[[ The data open ]]

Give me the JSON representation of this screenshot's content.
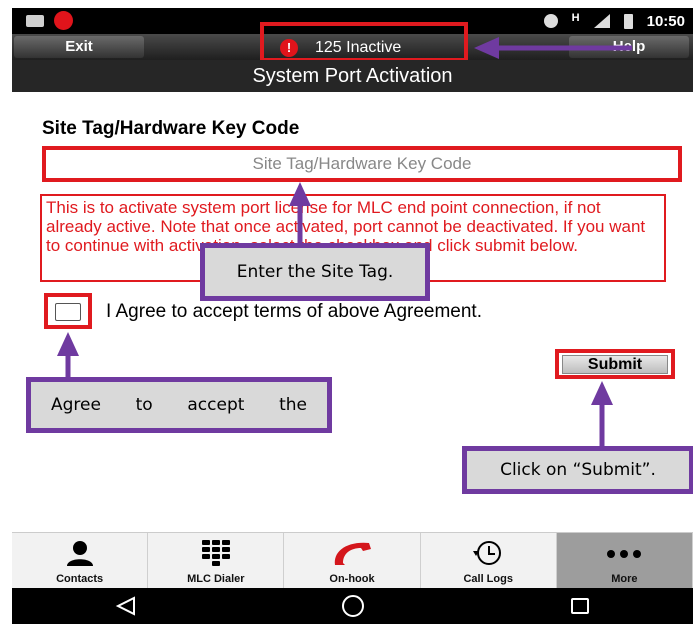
{
  "status_bar": {
    "time": "10:50",
    "network": "H"
  },
  "header": {
    "exit_label": "Exit",
    "status_badge": "125 Inactive",
    "help_label": "Help",
    "title": "System Port Activation"
  },
  "form": {
    "label": "Site Tag/Hardware Key Code",
    "placeholder": "Site Tag/Hardware Key Code",
    "notice": "This is to activate system port license for MLC end point connection, if not already active. Note that once activated, port cannot be deactivated. If you want to continue with activation, select the checkbox and click submit below.",
    "agree_label": "I Agree to accept terms of above Agreement.",
    "submit_label": "Submit"
  },
  "callouts": {
    "site_tag": "Enter the Site Tag.",
    "agree_words": [
      "Agree",
      "to",
      "accept",
      "the"
    ],
    "submit": "Click on “Submit”."
  },
  "bottom_nav": [
    {
      "label": "Contacts",
      "icon": "contacts-icon"
    },
    {
      "label": "MLC Dialer",
      "icon": "dialpad-icon"
    },
    {
      "label": "On-hook",
      "icon": "phone-hook-icon"
    },
    {
      "label": "Call Logs",
      "icon": "call-logs-icon"
    },
    {
      "label": "More",
      "icon": "more-icon"
    }
  ],
  "colors": {
    "highlight_red": "#e01a1f",
    "callout_purple": "#6f3aa0",
    "alert_red": "#e0141b"
  }
}
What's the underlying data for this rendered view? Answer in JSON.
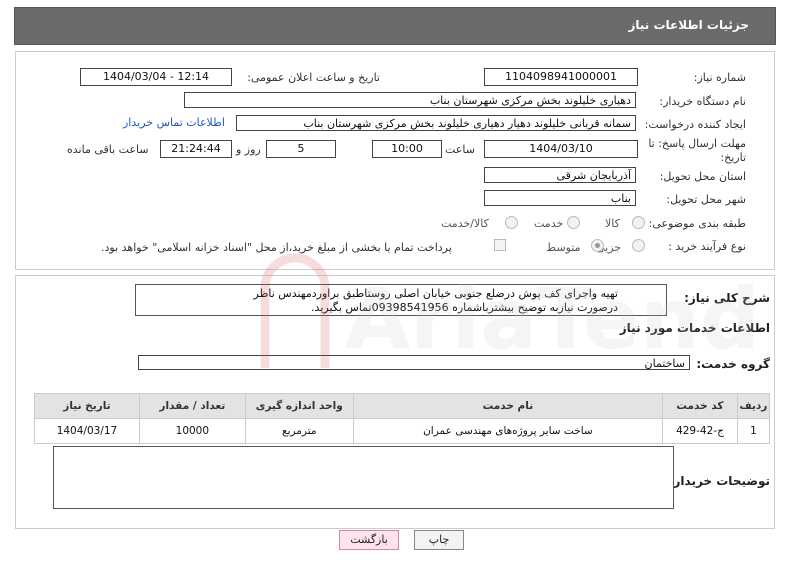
{
  "header": {
    "title": "جزئیات اطلاعات نیاز"
  },
  "form": {
    "need_number": {
      "label": "شماره نیاز:",
      "value": "1104098941000001"
    },
    "announce": {
      "label": "تاریخ و ساعت اعلان عمومی:",
      "value": "1404/03/04 - 12:14"
    },
    "buyer_org": {
      "label": "نام دستگاه خریدار:",
      "value": "دهیاری خلیلوند بخش مرکزی شهرستان بناب"
    },
    "creator": {
      "label": "ایجاد کننده درخواست:",
      "value": "سمانه قربانی خلیلوند دهیار دهیاری خلیلوند بخش مرکزی شهرستان بناب",
      "contact_link": "اطلاعات تماس خریدار"
    },
    "deadline": {
      "label_line1": "مهلت ارسال پاسخ: تا",
      "label_line2": "تاریخ:",
      "date": "1404/03/10",
      "time_label": "ساعت",
      "time": "10:00",
      "days": "5",
      "days_label": "روز و",
      "remaining": "21:24:44",
      "remaining_label": "ساعت باقی مانده"
    },
    "province": {
      "label": "استان محل تحویل:",
      "value": "آذربایجان شرقی"
    },
    "city": {
      "label": "شهر محل تحویل:",
      "value": "بناب"
    },
    "category": {
      "label": "طبقه بندی موضوعی:",
      "options": [
        "کالا",
        "خدمت",
        "کالا/خدمت"
      ],
      "selected": ""
    },
    "purchase_type": {
      "label": "نوع فرآیند خرید :",
      "options": [
        "جزیی",
        "متوسط"
      ],
      "selected": "متوسط",
      "payment_note": "پرداخت تمام یا بخشی از مبلغ خرید،از محل \"اسناد خزانه اسلامی\" خواهد بود."
    }
  },
  "summary": {
    "label": "شرح کلی نیاز:",
    "line1": "تهیه واجرای کف پوش درضلع جنوبی خیابان اصلی روستاطبق براوردمهندس ناظر",
    "line2": "درصورت نیازبه توضیح بیشترباشماره 09398541956تماس بگیرید."
  },
  "services": {
    "section_title": "اطلاعات خدمات مورد نیاز",
    "group_label": "گروه خدمت:",
    "group_value": "ساختمان",
    "table": {
      "columns": [
        "ردیف",
        "کد خدمت",
        "نام خدمت",
        "واحد اندازه گیری",
        "تعداد / مقدار",
        "تاریخ نیاز"
      ],
      "rows": [
        [
          "1",
          "ج-42-429",
          "ساخت سایر پروژه‌های مهندسی عمران",
          "مترمربع",
          "10000",
          "1404/03/17"
        ]
      ]
    }
  },
  "buyer_notes": {
    "label": "توضیحات خریدار:"
  },
  "buttons": {
    "print": "چاپ",
    "back": "بازگشت"
  },
  "watermark": {
    "text": "AriaTender.neT"
  }
}
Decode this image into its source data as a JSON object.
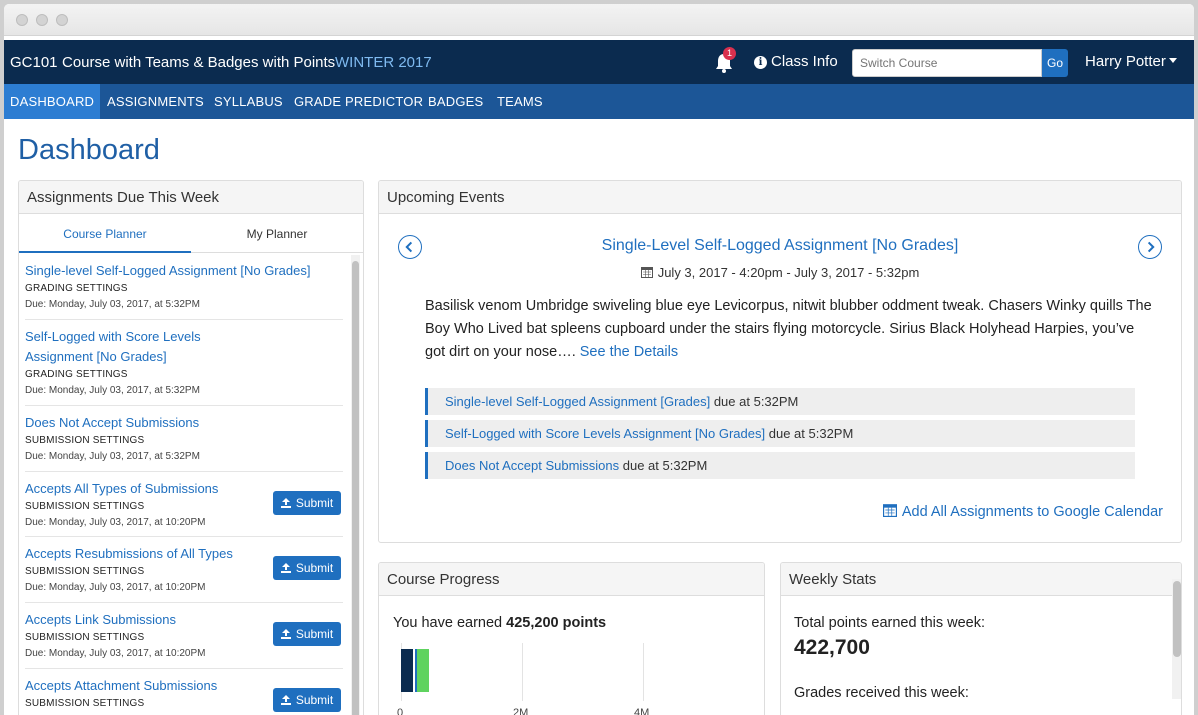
{
  "topbar": {
    "course_code": "GC101",
    "course_name": "Course with Teams & Badges with Points",
    "term": "WINTER 2017",
    "notification_count": "1",
    "class_info": "Class Info",
    "switch_course_placeholder": "Switch Course",
    "go_label": "Go",
    "user_name": "Harry Potter"
  },
  "nav": {
    "items": [
      "DASHBOARD",
      "ASSIGNMENTS",
      "SYLLABUS",
      "GRADE PREDICTOR",
      "BADGES",
      "TEAMS"
    ],
    "active": "DASHBOARD"
  },
  "page": {
    "title": "Dashboard"
  },
  "assignments_panel": {
    "title": "Assignments Due This Week",
    "tabs": [
      "Course Planner",
      "My Planner"
    ],
    "active_tab": "Course Planner",
    "submit_label": "Submit",
    "items": [
      {
        "title": "Single-level Self-Logged Assignment [No Grades]",
        "type": "GRADING SETTINGS",
        "due": "Due: Monday, July 03, 2017, at 5:32PM",
        "has_submit": false
      },
      {
        "title": "Self-Logged with Score Levels Assignment [No Grades]",
        "type": "GRADING SETTINGS",
        "due": "Due: Monday, July 03, 2017, at 5:32PM",
        "has_submit": false
      },
      {
        "title": "Does Not Accept Submissions",
        "type": "SUBMISSION SETTINGS",
        "due": "Due: Monday, July 03, 2017, at 5:32PM",
        "has_submit": false
      },
      {
        "title": "Accepts All Types of Submissions",
        "type": "SUBMISSION SETTINGS",
        "due": "Due: Monday, July 03, 2017, at 10:20PM",
        "has_submit": true
      },
      {
        "title": "Accepts Resubmissions of All Types",
        "type": "SUBMISSION SETTINGS",
        "due": "Due: Monday, July 03, 2017, at 10:20PM",
        "has_submit": true
      },
      {
        "title": "Accepts Link Submissions",
        "type": "SUBMISSION SETTINGS",
        "due": "Due: Monday, July 03, 2017, at 10:20PM",
        "has_submit": true
      },
      {
        "title": "Accepts Attachment Submissions",
        "type": "SUBMISSION SETTINGS",
        "due": "",
        "has_submit": true
      }
    ]
  },
  "events_panel": {
    "title": "Upcoming Events",
    "event_title": "Single-Level Self-Logged Assignment [No Grades]",
    "event_date": "July 3, 2017 - 4:20pm - July 3, 2017 - 5:32pm",
    "description": "Basilisk venom Umbridge swiveling blue eye Levicorpus, nitwit blubber oddment tweak. Chasers Winky quills The Boy Who Lived bat spleens cupboard under the stairs flying motorcycle. Sirius Black Holyhead Harpies, you’ve got dirt on your nose….",
    "details_link": "See the Details",
    "items": [
      {
        "name": "Single-level Self-Logged Assignment [Grades]",
        "due": " due at 5:32PM"
      },
      {
        "name": "Self-Logged with Score Levels Assignment [No Grades]",
        "due": " due at 5:32PM"
      },
      {
        "name": "Does Not Accept Submissions",
        "due": " due at 5:32PM"
      }
    ],
    "google_calendar": "Add All Assignments to Google Calendar"
  },
  "progress_panel": {
    "title": "Course Progress",
    "earned_prefix": "You have earned ",
    "earned_points": "425,200 points",
    "ticks": [
      "0",
      "2M",
      "4M"
    ],
    "bar_segments": [
      {
        "value": 200000,
        "color": "#0b2b4f"
      },
      {
        "value": 225200,
        "color": "#5fd35f"
      }
    ],
    "axis_max": 5000000,
    "colors": {
      "dark": "#0b2b4f",
      "green": "#5fd35f"
    }
  },
  "weekly_panel": {
    "title": "Weekly Stats",
    "points_label": "Total points earned this week:",
    "points_value": "422,700",
    "grades_label": "Grades received this week:"
  },
  "colors": {
    "navy": "#0b2b4f",
    "nav_blue": "#1c5697",
    "active_blue": "#2d7dd2",
    "link_blue": "#1f6fbf"
  }
}
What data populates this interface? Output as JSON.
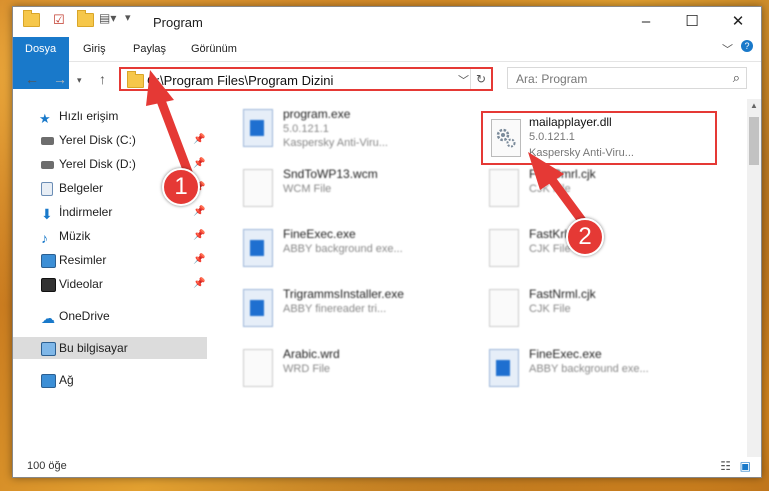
{
  "window": {
    "title": "Program"
  },
  "ribbon": {
    "tabs": [
      "Dosya",
      "Giriş",
      "Paylaş",
      "Görünüm"
    ]
  },
  "address": {
    "path": "C:\\Program Files\\Program Dizini"
  },
  "search": {
    "placeholder": "Ara: Program"
  },
  "sidebar": {
    "items": [
      {
        "label": "Hızlı erişim",
        "icon": "star-icon",
        "pinned": false
      },
      {
        "label": "Yerel Disk (C:)",
        "icon": "drive-icon",
        "pinned": true
      },
      {
        "label": "Yerel Disk (D:)",
        "icon": "drive-icon",
        "pinned": true
      },
      {
        "label": "Belgeler",
        "icon": "documents-icon",
        "pinned": true
      },
      {
        "label": "İndirmeler",
        "icon": "download-icon",
        "pinned": true
      },
      {
        "label": "Müzik",
        "icon": "music-icon",
        "pinned": true
      },
      {
        "label": "Resimler",
        "icon": "pictures-icon",
        "pinned": true
      },
      {
        "label": "Videolar",
        "icon": "video-icon",
        "pinned": true
      },
      {
        "label": "OneDrive",
        "icon": "cloud-icon",
        "pinned": false
      },
      {
        "label": "Bu bilgisayar",
        "icon": "computer-icon",
        "pinned": false
      },
      {
        "label": "Ağ",
        "icon": "network-icon",
        "pinned": false
      }
    ]
  },
  "files": [
    {
      "name": "program.exe",
      "line2": "5.0.121.1",
      "line3": "Kaspersky Anti-Viru...",
      "type": "exe"
    },
    {
      "name": "SndToWP13.wcm",
      "line2": "WCM File",
      "line3": "",
      "type": "file"
    },
    {
      "name": "FineCmrl.cjk",
      "line2": "CJK File",
      "line3": "",
      "type": "file"
    },
    {
      "name": "FineExec.exe",
      "line2": "ABBY background exe...",
      "line3": "",
      "type": "exe"
    },
    {
      "name": "FastKrl.cjk",
      "line2": "CJK File",
      "line3": "",
      "type": "file"
    },
    {
      "name": "TrigrammsInstaller.exe",
      "line2": "ABBY finereader tri...",
      "line3": "",
      "type": "exe"
    },
    {
      "name": "FastNrml.cjk",
      "line2": "CJK File",
      "line3": "",
      "type": "file"
    },
    {
      "name": "Arabic.wrd",
      "line2": "WRD File",
      "line3": "",
      "type": "file"
    },
    {
      "name": "FineExec.exe",
      "line2": "ABBY background exe...",
      "line3": "",
      "type": "exe"
    }
  ],
  "highlighted_file": {
    "name": "mailapplayer.dll",
    "line2": "5.0.121.1",
    "line3": "Kaspersky Anti-Viru..."
  },
  "status": {
    "count": "100 öğe"
  },
  "badges": {
    "one": "1",
    "two": "2"
  },
  "colors": {
    "accent": "#1979ca",
    "highlight": "#e53935"
  }
}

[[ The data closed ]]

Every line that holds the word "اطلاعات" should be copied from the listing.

    "title": "جزئیات اطلاعات نیاز"
      "contact_link": "اطلاعات تماس خریدار"
    "section_title": "اطلاعات خدمات مورد نیاز",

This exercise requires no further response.